Before September 11, Gharavi often felt “very small, I felt a sense of exasperation, like the world is coming to an end,” but since then, she sees her personal role in activism and youth movement on a much larger scale. Now rather than focusing just on her campus, she reaches out to the entire Bay Area community.
“I can't say that I had ever been involved in something with such outreach before September 11, it's really now that I really see myself as part of something,” she said. “I see a very visible and unavoidable movement growing where youth and communities of color, immigrants, labor — all these factions will be working together. It's time to reawaken people into actually doing something.”
Taking Peace Back
Thenmozhi Soundararajan grew up in Westminister, Orange County, in a “heavily Republican, middle and working class, suburban, strip-mall, cookie-cutter” neighborhood — a repressive environment where “people were called 'nigger-bitch' to their faces and had tea and shit thrown at their houses.”
Soundararajan's family was one of the few Indian families in her neighborhood, and one of the only Indian families from the Dalit, or Untouchable, caste. Most of the other Indian families were from the Brahman caste, and at 12 years old, when her parents got divorced, Soundararajan experienced harsh cultural backlash.
“At that time, no Indian family got divorced,” the 26-year-old community activist said. She and her mom lost their house and went from living on her father's salary of about $100,000 a year to only $20,000 a year. Her mom “dropped out of Indian culture” for many years because of the shame of being divorced.

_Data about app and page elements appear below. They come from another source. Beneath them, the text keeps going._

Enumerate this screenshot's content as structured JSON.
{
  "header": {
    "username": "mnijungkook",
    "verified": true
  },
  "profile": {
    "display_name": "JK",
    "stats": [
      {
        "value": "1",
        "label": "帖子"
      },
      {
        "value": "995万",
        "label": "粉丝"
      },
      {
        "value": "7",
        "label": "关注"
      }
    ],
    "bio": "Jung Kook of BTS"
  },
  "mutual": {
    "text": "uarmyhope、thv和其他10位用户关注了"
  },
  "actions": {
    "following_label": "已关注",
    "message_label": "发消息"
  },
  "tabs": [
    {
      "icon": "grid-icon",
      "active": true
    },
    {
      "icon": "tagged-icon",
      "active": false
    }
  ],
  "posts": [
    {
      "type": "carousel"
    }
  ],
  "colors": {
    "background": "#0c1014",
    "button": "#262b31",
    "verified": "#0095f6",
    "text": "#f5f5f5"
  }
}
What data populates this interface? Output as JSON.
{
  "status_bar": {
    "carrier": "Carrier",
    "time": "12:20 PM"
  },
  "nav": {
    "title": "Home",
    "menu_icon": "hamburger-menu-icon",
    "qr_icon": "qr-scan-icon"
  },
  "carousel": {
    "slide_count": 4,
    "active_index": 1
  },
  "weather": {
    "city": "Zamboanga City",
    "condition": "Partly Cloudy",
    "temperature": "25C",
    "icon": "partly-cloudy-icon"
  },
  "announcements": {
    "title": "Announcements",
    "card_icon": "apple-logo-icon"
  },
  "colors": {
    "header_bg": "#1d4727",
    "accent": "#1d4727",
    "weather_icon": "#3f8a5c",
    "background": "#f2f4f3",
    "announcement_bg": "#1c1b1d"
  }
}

Despite economic hardships, Soundararajan's family remained very active in Dalit organizing. She continued the tradition of political organization at U.C. Berkeley, when she joined the affirmative action movement during her sophomore year, in 1995. “I can't even remember going to school because I felt like I was either always organizing, being on the streets, singing, performing and marching,” she said.
In Berkley, Soundararajan finally found a nurturing environment. “There was so much support for political organizing and women of color leaders,” she said. Soon after graduating, Soundarajan combined her work in film with community organization to create “Third World Majority,” a digital storytelling program for young women of color.
“I wasn't just documenting the organizing but the media itself had its own momentum and was a tool not just for white organizers but for communities of color,” she said.
Soundararajan also formed a youth group called “Culture Unity,” made up of about 20 Pakistani and Sikh immigrant youth. “They are very new to everything and for them to negotiate American culture at this point with people calling them 'that Arabian freak,' and being tracked into ESL classes — it's very hard,” she said. “A lot of the people that have been outright racist to them haven't necessarily been white people, but other communities of color, so it's been hard to build that trust.”
The need for youth community support increased after September 11, as racism bubbled to the surface. “It made me feel like we had no allies, because even the people who should have been our allies were not thinking straight under the guise of patriotism,” she said. Culture Unity formed one of the first “safety alliances” in the country, setting up coalitions with other groups of color to form support and safety for South Asian and Arab youth.
Youth movement today is very different than the peace movements dominated by white middle class hippies in the 1960s, Soundararajan said. “Peace movements weren't necessarily connected to the immediate social and economic needs of our communities, I think it always felt like, 'that's a white person thing, that's not our thing,'” she said. “I think that's been the really hard job of the movement this time around — we need to take the notion of peace back and have it link it to the justice that we want.”
The current youth movements in the Bay Area are about a “peace that is structured with a commitment to justice for all communities,” Soundararajan said. “The movement has come to mean that what we want is to see a world in a vision that puts people first.”